A distillation of affect and its indescribable yet undeniable power, Drugstore Romance wonderfully exhibits the purity of impulse disentangled from positive or negative connotations. Melodrama utilized to interrogate emotion - its impracticality, transience, and omnipresence - Paul Vecchiali's Drugstore Romance reminded me a lot of John Cassavetes' oeuvre in the way it obfuscates cinematic form, narrative logic, and social expectation to reach for a more pure understanding of what it means to live, what it means to love. The material outcome doesn't seem to interest Vecchiali so much as the psychological and cognitive journey. Drugstore Romance is a rich, messy tapestry of emotion and melodic melodrama uninterested in subscribing binary notions of right or wrong to this brazen pursuit of love - it's interested in truth, which is far more complex than the romanticism we often associated with desire, connection, and love. The interiority of emotion, the transient nature of affect, and the interplay between our internal impulses and external reality are beautifully captured with a cinematic grammar that masterfully uses editing techniques such as exquisitely placed insert shots that are inscribed with invoking emotion and the interiority of its characters.

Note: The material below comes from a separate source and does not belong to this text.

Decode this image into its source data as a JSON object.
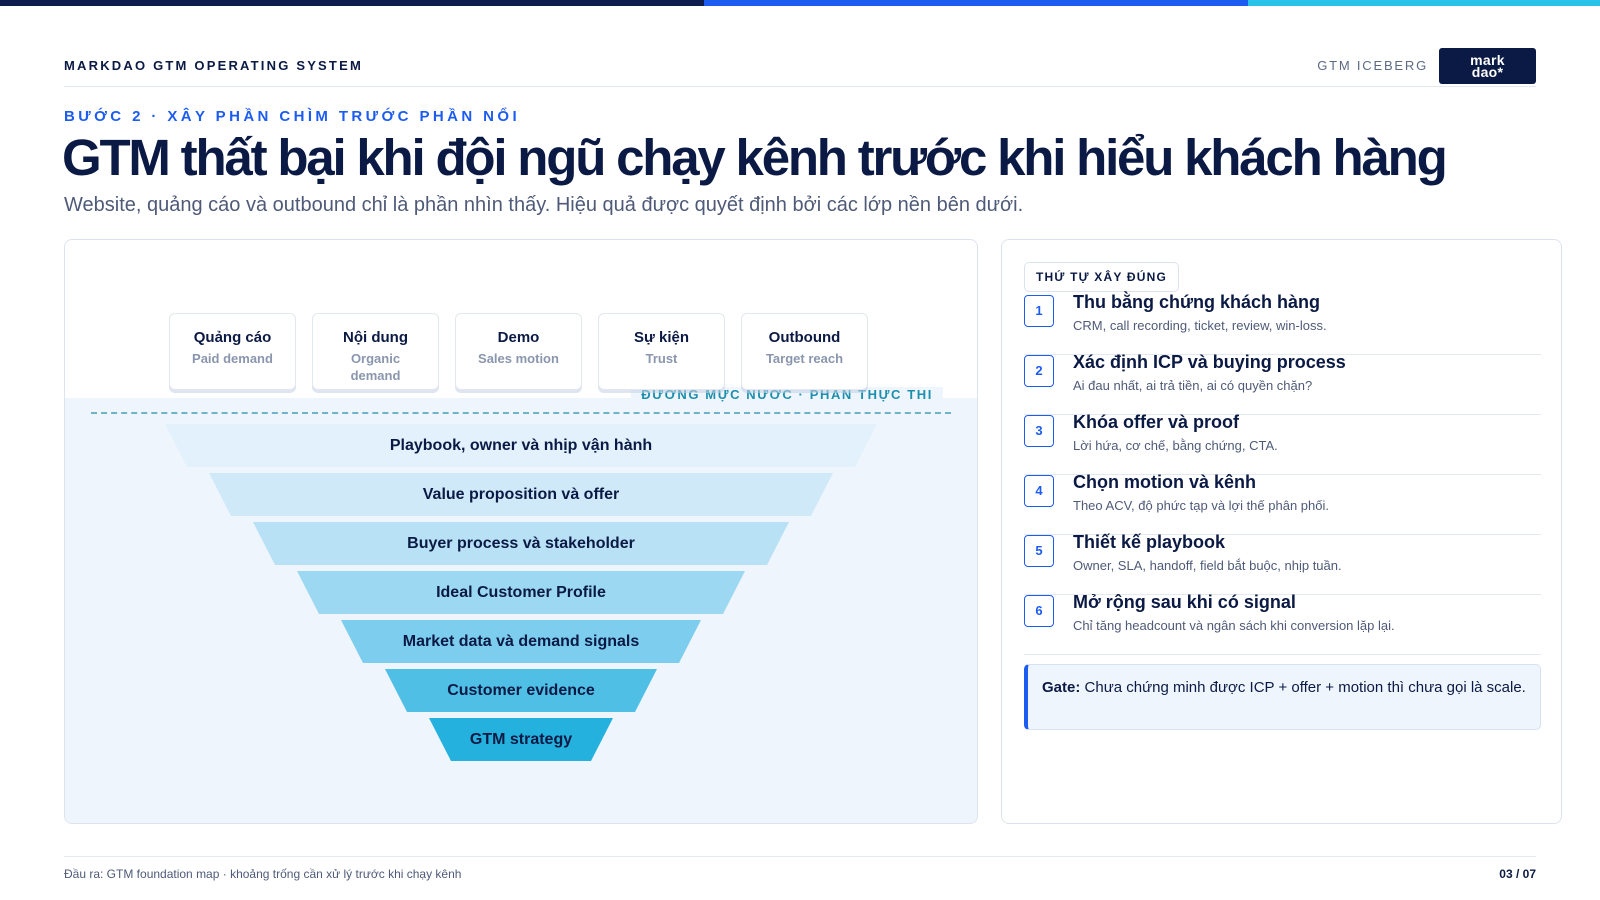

What I think struck me so much with Drugstore Romance is how it doesn't attempt to comprehend something as incalculable or unquantifiable as desire. It seeks truth and in a sense rejects dialectics, focusing on an ontology in which prescribed answers to the nature of being are inconsequential at best or fool-hearted pursuits at worst.
Love of all things cinema brought me here.